A dramatic depreciation in the value of Georgia’s national currency – the lari – has sparked concerns about the health of Georgia’s economy, with consumers facing the possibility of rising commodity prices. The lari suffered a 2.86% fall against the United States Dollar on December 5, dipping to around two lari to the dollar – the lowest exchange rate in more than a decade.
Georgian citizens, while concerned at the lari's slide, have been exhibiting their trademark dark humour online, drawing on American rappers, an iconic national painting and a Hollywood blockbuster to highlight their currency's plight.
The head of Georgia’s central bank, Giorgi Kadagidze, made a televised address on December 5, saying the fall in the lari’s value was due to both “external and internal” factors. In the first half of 2014, Foreign Direct Investment in Georgia was down by 9.6% compared to the same period last year.
At the same time, remittances from abroad – one of the key sources of external financing in – have been decreasing in recent months compared to last year. The largest decrease was in remittances from Russia, where the ruble is also depreciating rapidly.
The World Bank’s regional director for the South Caucasus, Henry Kerali, posited that the depreciation is partly attributable to heightened seasonal demand for the US dollar, as well as events in Ukraine. Georgian exports to Ukraine have recently been sliding, although the number of tourists has increased.
A similar depreciation last year caused a rise in food prices in Georgia, which is a net importer for food products. In addition to this, the dollar is frequently preferred for such transactions as rent payments and the sale of second-hand cars.
As the lari began its descent on Friday, users of social media posted a doctored-image of the now obsolete 1 lari note, replacing the image of Georgian painter Niko Pirosmani with the face of Finance Minister, Nodar Khaduri. The inscription ‘one lari’ was also changed to read ‘choilari’ – a local insult which roughly translates as ‘sucker’ or ‘doormat’.
Once news broke that the price of the dollar had risen to two lari, Khaduri’s face was replaced by American rapper 50 cent, reflecting the new value of the Georgian currency.
In an image of the two hundred lari note, the face of Georgian anti-Bolshevik commander, Kakutsa Cholokashvili, was altered to show him weeping over the currency depreciation.
Another image of the 10 lari note, featuring the iconic Mother of Imereti figure from the painting by Davit Kakabadze, shows the figure removed from the note along with the inscription: ‘The lari no longer has a mother’, which can also be rendered as ‘the lari is in a terrible state’.
Other images have emerged which make light of the lari crisis. This one is based on a famous Hollywood film poster and advertises ‘Nodar Khaduri’s film: Saving Private Lari’.

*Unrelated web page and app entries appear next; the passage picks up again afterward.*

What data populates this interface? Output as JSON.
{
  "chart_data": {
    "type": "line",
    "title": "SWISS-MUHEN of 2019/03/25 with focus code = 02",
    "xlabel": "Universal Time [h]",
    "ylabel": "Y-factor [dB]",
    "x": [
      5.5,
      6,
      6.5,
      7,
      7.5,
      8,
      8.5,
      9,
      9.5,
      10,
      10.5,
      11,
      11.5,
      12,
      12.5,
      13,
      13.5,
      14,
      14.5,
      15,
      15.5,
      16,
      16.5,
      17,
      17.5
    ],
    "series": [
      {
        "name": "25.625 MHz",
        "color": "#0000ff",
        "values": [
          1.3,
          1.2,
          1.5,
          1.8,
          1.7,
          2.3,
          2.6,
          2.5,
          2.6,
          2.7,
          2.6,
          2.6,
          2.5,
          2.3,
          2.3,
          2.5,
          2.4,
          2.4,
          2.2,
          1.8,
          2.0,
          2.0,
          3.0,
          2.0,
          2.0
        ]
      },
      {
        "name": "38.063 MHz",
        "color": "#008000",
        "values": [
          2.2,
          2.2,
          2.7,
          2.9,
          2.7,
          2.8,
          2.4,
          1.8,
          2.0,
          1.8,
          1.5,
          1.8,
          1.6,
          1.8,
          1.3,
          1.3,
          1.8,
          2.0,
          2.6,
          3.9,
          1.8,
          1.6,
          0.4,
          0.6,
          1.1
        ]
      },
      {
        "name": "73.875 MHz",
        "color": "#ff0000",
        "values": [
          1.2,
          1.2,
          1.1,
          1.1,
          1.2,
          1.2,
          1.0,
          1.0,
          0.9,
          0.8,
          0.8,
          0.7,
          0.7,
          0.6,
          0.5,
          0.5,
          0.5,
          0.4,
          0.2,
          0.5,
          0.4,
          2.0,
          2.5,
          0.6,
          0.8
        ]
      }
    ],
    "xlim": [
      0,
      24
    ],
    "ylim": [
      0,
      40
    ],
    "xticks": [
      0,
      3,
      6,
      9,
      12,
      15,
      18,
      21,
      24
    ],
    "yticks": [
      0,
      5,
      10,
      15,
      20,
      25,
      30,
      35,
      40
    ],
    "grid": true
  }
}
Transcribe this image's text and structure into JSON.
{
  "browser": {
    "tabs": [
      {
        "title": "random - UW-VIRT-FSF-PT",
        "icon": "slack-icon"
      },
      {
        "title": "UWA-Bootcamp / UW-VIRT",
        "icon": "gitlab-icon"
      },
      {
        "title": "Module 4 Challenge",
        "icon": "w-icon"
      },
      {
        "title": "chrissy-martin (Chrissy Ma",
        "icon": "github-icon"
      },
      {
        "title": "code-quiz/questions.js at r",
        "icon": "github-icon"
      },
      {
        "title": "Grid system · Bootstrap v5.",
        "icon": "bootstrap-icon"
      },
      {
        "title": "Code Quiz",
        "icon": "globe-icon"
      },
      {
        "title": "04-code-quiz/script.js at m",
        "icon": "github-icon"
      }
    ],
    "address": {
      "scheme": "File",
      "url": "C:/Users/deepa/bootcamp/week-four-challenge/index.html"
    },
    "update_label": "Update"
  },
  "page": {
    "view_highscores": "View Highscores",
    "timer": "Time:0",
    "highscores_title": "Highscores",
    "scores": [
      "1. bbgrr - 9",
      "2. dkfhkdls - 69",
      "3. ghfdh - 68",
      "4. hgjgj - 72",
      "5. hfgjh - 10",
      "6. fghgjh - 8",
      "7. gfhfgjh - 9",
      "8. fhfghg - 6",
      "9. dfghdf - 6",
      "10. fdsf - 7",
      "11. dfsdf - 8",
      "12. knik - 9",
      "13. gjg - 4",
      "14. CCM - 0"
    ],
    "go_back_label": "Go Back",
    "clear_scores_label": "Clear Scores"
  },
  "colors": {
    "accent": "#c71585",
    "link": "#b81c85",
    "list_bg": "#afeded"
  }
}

Another one parodying a scene from Once Upon a Time in America shows a one lari coin falling over, saying ‘Forgive me Nodar [Khaduri] …. I slipped’.
Meanwhile, the dram in neighbouring Armenia has also fallen in value against the dollar, mirroring the recent depreciation of the Russian ruble. In Georgia, the central bank has urged calm, reassuring concerned citizens that the country’s economic foundations are strong enough to survive the currency crash without a dramatic increase in inflation. The lari is expected to stabilize in the next week, while annual inflation is expected to be around 3.5%.